Yes! I asked him to sing­—he's not really singing words, but sounds—and he asked me what the lyrics were about. He said if he wanted to express something, he needed to know what I'm trying to get across. I told him it was about the peace that comes from meditation and focusing on one thing; how you're able to receive so much from that. He totally conveys that, I don't know how. Playing Indian classical music is like that; you're channeling it, you're interpreting it. It's your expression of something that already exists.

I could talk about songwriting forever here, this is all very fascinating to me, but lets get back to what's happening with Elephant Stone this year. You're opening for the Zombies I see! Congrats! 

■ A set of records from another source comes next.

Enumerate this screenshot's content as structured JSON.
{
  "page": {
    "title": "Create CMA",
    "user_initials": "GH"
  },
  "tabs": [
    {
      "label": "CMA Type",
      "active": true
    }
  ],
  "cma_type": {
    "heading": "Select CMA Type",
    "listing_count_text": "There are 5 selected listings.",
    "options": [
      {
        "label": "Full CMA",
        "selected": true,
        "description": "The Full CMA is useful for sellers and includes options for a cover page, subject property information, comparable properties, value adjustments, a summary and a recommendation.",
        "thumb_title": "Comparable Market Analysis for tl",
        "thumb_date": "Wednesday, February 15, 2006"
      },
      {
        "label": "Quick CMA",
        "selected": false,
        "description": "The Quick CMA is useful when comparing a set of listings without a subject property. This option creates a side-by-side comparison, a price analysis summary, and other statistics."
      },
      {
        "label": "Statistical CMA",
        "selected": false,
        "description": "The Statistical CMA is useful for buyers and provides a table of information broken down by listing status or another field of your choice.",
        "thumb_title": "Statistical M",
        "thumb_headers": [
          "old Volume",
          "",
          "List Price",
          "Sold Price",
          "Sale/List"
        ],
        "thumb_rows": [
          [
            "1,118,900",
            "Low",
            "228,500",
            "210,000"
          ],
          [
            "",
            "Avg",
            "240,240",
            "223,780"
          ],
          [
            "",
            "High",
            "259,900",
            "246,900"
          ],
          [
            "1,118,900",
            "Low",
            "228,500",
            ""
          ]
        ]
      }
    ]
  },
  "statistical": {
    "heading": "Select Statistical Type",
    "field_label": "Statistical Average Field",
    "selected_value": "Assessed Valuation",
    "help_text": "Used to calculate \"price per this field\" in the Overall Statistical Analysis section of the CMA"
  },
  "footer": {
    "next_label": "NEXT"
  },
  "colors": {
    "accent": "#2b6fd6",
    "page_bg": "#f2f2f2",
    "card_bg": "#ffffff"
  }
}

Yeah! Odyssey and Oracle is one of my top 10 records of all time. The Reverberation Appreciation Society, Austin Psych Fest's label, are releasing our vinyl and are also putting on a show with the Zombies at SXSW, and they asked us if we wanted to be in it. We said, sure! Then I asked my agent if he could ask the Zombie's agent if they have any opening slots for their tour. They offered us some Ontario dates and two more Texas dates. The band likes us too. Brooklyn Vegan posted something about us touring with the Zombies and how great it is that they are touring with the new generation of psych pop bands.

Good for them for avoiding the casino circuit. I saw the Zombies play back in 2007. Watching Rod Argent play was like a religious experience.

My old band The Datsuns opened up for them on their first reunion tour in New York City 10 years ago. I actually walked in on Rod Argent in his tighty whiteys drinking a glass of red wine.

BEST VISUAL EVER. Aging rock star reclines, sipping Merlot in his Fruit Of The Looms.

He was like ‘Don't worry about it’. I wonder if he'll remember me after all these years?

I think so. Sounds like a very special moment.  

 

Leave a comment

ION Magazine 170-422 Richards Street Vancouver BC Canada V6B 2Z4
© Copyright ION Publishing Group 2013